No sooner do I publish how well our clients did in a hard seller’s market, than The Boston Globe publishes a second edition of their annual “scare the buyers” article. What they say is all true. But, who does it serve to say it the way they do? Not buyers, that’s for sure.
Before you read it, allow me to translate:
- Prices have gone up. In many places, you’ll need $500,000 or more to get a nice place to live. Properties that come on the market sell fast. Starter homes are too high for most young professionals who generally buy this kind of property.
- A Zillow spokesman says that is awful for the market. (Note, he doesn’t say it is awful for people trying to buy.)
- A real estate agent says that if you are looking to spend under $500,000, “the train has left the station.”
Data: This article is consistent. It compares the end of May 2012 to the end of May 2016. The trend – that inventory is low – is totally true. However, the figures were chosen to exaggerate the point.
- May 2012 was the bottom of the market, when inventory had been building throughout the recession; it was a particularly high point.
- Memorial Day weekend is typically a slow real estate weekend. Many sellers won’t list on a holiday weekend, instead, they choose the weekend before or after the holiday. May 31, 2012 was the Thursday after Memorial Day; new listings for June 2-3 weekend were counted. May 31, 2016 was Tuesday after Memorial Day; the next weekend’s listings would not yet be up.

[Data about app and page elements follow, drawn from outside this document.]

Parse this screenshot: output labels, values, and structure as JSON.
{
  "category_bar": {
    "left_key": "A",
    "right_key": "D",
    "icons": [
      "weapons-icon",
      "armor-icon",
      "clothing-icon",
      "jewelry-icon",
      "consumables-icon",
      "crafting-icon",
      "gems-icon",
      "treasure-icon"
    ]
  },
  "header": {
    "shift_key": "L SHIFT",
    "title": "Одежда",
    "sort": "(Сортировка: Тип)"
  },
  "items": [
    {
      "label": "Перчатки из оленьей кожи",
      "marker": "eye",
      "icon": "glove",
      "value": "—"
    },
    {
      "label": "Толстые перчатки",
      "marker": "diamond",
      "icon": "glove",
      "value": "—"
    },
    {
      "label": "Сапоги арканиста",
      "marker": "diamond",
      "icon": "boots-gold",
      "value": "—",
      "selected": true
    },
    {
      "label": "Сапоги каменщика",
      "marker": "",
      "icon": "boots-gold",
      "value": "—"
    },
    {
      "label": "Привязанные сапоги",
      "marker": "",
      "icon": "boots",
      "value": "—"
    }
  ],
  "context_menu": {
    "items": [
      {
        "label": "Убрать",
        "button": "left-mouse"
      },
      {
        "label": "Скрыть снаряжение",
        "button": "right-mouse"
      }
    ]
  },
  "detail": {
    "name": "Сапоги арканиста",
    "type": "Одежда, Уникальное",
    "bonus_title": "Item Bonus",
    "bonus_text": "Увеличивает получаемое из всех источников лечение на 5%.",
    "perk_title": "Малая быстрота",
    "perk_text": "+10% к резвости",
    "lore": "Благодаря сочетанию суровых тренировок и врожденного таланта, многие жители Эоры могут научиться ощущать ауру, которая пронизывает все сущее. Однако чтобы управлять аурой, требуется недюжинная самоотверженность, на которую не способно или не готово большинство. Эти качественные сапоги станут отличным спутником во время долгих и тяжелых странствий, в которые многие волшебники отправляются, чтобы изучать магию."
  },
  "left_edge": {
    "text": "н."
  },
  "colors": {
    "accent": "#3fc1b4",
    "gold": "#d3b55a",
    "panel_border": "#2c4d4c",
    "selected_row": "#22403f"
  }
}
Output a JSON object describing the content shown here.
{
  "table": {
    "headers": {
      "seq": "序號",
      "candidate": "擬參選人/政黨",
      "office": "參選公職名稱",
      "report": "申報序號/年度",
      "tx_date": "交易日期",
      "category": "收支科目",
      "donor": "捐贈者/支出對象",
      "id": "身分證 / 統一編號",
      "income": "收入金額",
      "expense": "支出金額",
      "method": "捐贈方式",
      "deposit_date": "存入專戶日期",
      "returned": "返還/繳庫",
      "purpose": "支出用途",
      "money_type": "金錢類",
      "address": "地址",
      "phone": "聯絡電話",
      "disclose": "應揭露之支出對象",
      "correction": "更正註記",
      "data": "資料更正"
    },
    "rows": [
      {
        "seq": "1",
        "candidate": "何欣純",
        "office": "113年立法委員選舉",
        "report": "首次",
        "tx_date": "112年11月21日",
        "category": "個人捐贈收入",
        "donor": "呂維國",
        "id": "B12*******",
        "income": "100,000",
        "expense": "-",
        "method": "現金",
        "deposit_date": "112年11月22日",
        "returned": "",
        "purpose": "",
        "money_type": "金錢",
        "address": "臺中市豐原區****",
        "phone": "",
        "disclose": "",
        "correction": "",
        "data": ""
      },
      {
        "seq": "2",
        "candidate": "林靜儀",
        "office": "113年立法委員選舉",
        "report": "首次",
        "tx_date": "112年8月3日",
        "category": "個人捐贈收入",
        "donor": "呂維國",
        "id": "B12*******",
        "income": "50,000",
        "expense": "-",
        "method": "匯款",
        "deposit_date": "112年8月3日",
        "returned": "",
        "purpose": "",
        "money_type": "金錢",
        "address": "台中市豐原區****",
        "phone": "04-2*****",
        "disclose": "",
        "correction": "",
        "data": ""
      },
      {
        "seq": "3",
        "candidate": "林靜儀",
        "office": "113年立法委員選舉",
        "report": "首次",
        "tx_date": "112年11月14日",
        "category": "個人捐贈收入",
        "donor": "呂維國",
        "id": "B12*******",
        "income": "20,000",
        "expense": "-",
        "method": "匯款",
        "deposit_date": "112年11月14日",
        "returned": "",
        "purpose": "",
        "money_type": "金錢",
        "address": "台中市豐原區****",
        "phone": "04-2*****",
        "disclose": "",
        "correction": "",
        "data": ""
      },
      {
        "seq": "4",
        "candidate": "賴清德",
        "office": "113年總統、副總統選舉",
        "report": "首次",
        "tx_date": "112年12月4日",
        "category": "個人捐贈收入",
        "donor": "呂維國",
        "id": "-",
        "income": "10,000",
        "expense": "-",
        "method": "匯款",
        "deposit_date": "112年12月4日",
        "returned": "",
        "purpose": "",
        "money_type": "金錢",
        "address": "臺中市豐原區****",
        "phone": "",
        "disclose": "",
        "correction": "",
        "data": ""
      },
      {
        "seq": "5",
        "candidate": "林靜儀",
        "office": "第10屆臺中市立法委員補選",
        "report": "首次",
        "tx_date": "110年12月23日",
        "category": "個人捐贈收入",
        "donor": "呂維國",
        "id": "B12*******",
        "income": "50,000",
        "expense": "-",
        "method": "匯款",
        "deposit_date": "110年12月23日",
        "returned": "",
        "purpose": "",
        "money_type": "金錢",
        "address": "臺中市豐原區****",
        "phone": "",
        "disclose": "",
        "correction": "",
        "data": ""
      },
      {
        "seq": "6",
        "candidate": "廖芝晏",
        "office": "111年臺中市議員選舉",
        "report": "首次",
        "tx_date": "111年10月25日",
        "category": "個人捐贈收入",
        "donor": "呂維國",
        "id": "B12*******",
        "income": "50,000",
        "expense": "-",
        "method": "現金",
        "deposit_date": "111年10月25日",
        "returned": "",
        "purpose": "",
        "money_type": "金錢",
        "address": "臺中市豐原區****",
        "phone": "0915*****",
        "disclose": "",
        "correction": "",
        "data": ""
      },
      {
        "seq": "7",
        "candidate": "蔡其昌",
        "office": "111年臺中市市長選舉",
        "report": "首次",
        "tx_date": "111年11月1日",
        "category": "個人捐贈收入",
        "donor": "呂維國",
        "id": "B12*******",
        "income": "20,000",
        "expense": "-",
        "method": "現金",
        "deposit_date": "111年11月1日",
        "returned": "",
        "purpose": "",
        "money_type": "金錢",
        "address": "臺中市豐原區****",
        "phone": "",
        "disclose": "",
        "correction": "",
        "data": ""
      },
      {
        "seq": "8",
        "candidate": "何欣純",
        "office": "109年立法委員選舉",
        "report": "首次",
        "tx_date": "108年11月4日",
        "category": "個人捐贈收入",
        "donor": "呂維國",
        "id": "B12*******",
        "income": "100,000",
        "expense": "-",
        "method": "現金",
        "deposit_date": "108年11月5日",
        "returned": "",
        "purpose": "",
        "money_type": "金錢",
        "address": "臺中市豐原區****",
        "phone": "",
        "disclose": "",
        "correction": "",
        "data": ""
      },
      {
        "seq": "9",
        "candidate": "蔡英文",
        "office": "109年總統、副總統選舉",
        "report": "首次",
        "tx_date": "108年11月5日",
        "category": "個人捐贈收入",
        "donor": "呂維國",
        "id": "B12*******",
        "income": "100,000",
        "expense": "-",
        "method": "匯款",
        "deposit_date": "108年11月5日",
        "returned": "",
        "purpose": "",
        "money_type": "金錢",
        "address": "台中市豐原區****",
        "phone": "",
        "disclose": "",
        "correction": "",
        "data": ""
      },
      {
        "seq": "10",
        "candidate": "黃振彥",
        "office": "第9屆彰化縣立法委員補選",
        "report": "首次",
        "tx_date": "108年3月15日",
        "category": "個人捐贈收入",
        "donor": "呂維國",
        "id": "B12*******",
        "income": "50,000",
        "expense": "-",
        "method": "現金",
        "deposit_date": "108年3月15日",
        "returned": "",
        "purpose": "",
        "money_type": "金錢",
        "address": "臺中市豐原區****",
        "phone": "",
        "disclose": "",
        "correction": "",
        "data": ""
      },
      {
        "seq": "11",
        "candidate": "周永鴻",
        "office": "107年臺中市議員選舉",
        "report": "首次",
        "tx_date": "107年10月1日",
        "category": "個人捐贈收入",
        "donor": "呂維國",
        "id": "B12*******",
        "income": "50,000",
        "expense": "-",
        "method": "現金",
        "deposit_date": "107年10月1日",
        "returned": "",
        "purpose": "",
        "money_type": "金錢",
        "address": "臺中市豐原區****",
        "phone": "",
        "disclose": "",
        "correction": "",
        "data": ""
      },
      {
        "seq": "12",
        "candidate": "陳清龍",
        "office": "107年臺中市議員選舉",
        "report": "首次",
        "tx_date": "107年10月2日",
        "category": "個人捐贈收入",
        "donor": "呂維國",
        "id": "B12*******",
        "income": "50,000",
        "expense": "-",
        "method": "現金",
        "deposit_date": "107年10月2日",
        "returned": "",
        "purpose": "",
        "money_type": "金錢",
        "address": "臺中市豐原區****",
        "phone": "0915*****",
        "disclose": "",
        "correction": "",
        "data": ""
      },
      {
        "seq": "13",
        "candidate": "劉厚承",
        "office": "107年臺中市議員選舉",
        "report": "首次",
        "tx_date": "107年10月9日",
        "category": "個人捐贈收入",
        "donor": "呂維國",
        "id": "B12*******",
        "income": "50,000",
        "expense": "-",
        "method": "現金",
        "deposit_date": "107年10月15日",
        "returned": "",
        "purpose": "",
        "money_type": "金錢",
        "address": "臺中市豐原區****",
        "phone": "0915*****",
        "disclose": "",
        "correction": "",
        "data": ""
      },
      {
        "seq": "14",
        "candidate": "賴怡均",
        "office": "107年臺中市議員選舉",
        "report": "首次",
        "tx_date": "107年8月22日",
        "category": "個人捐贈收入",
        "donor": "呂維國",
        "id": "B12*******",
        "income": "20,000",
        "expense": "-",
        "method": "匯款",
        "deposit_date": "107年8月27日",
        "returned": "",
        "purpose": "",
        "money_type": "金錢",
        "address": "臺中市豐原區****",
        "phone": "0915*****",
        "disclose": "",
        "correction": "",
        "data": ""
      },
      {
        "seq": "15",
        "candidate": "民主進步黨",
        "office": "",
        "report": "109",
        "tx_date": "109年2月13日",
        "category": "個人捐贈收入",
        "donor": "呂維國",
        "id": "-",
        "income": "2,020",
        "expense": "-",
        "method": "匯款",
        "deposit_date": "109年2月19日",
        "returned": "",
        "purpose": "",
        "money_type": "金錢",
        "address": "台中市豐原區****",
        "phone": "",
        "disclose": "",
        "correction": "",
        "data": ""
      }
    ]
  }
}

- Prices have edged over the $500,000 mark in the past four years in the towns they choice to look at.
- New construction properties are heavily high-end properties for both sale and rental.
- Sellers are reluctant to sell until they find their next property.
- The young professional work-force cannot buy or rent a nice place to live near work. Some move further out, and commute, but some will abandon Boston. This is bad for business.
Our take on the market?
The trends are bad for people. They are bad for our buyers, and for our agents. Builders have cashed in by creating high-end housing. This has contributed to the problem. Workforce housing issues are not only a problem for minimum wage workers; young professionals are hard-pressed to enter the market.
- Despite the dire warnings of The Boston Globe article, six of our clients have purchased a house or condo for less than $500,000. Of those, only one was outside of I-95. (That one was between I-95 and I-495.)
- There are limited choices. It takes longer to find a nice place among the limited options available. Our clients who persevere do as well.
- Prices are going up rapidly this spring. There are reasons to be cautious about over-inflation.